MATERIAL FOR THIS TASK:
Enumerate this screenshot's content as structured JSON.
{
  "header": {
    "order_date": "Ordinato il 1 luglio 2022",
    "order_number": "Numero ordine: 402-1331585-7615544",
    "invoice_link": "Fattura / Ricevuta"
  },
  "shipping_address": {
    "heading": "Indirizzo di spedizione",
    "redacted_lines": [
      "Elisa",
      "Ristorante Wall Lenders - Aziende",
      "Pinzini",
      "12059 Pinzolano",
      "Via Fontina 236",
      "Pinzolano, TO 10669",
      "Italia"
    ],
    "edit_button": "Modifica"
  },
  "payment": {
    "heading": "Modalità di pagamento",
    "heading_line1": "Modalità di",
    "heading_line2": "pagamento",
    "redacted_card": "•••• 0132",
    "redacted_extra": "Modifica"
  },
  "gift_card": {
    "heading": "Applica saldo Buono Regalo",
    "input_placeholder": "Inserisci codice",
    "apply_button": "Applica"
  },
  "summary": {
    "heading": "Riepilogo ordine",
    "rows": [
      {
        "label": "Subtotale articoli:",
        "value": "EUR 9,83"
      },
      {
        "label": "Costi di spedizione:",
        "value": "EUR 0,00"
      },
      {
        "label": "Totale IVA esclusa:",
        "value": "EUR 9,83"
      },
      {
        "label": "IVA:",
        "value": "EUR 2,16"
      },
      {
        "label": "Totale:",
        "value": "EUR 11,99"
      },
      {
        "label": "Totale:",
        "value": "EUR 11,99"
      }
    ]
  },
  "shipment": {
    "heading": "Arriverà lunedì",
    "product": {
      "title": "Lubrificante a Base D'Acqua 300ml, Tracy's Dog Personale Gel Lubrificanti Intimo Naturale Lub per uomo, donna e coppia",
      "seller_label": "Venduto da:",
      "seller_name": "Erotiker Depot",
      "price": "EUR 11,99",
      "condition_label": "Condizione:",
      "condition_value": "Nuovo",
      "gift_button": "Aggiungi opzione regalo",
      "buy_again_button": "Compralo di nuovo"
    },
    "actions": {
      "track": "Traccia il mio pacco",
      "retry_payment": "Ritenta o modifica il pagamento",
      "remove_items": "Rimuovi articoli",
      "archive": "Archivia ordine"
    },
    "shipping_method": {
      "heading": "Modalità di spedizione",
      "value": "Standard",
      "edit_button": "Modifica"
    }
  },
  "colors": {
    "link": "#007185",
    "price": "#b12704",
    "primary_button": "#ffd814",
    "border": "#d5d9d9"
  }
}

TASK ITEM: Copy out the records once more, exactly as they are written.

EXERCISE RESULT:
Enumerate this screenshot's content as structured JSON.
{
  "header": {
    "order_date": "Ordinato il 1 luglio 2022",
    "order_number": "Numero ordine: 402-1331585-7615544",
    "invoice_link": "Fattura / Ricevuta"
  },
  "shipping_address": {
    "heading": "Indirizzo di spedizione",
    "redacted_lines": [
      "Elisa",
      "Ristorante Wall Lenders - Aziende",
      "Pinzini",
      "12059 Pinzolano",
      "Via Fontina 236",
      "Pinzolano, TO 10669",
      "Italia"
    ],
    "edit_button": "Modifica"
  },
  "payment": {
    "heading": "Modalità di pagamento",
    "heading_line1": "Modalità di",
    "heading_line2": "pagamento",
    "redacted_card": "•••• 0132",
    "redacted_extra": "Modifica"
  },
  "gift_card": {
    "heading": "Applica saldo Buono Regalo",
    "input_placeholder": "Inserisci codice",
    "apply_button": "Applica"
  },
  "summary": {
    "heading": "Riepilogo ordine",
    "rows": [
      {
        "label": "Subtotale articoli:",
        "value": "EUR 9,83"
      },
      {
        "label": "Costi di spedizione:",
        "value": "EUR 0,00"
      },
      {
        "label": "Totale IVA esclusa:",
        "value": "EUR 9,83"
      },
      {
        "label": "IVA:",
        "value": "EUR 2,16"
      },
      {
        "label": "Totale:",
        "value": "EUR 11,99"
      },
      {
        "label": "Totale:",
        "value": "EUR 11,99"
      }
    ]
  },
  "shipment": {
    "heading": "Arriverà lunedì",
    "product": {
      "title": "Lubrificante a Base D'Acqua 300ml, Tracy's Dog Personale Gel Lubrificanti Intimo Naturale Lub per uomo, donna e coppia",
      "seller_label": "Venduto da:",
      "seller_name": "Erotiker Depot",
      "price": "EUR 11,99",
      "condition_label": "Condizione:",
      "condition_value": "Nuovo",
      "gift_button": "Aggiungi opzione regalo",
      "buy_again_button": "Compralo di nuovo"
    },
    "actions": {
      "track": "Traccia il mio pacco",
      "retry_payment": "Ritenta o modifica il pagamento",
      "remove_items": "Rimuovi articoli",
      "archive": "Archivia ordine"
    },
    "shipping_method": {
      "heading": "Modalità di spedizione",
      "value": "Standard",
      "edit_button": "Modifica"
    }
  },
  "colors": {
    "link": "#007185",
    "price": "#b12704",
    "primary_button": "#ffd814",
    "border": "#d5d9d9"
  }
}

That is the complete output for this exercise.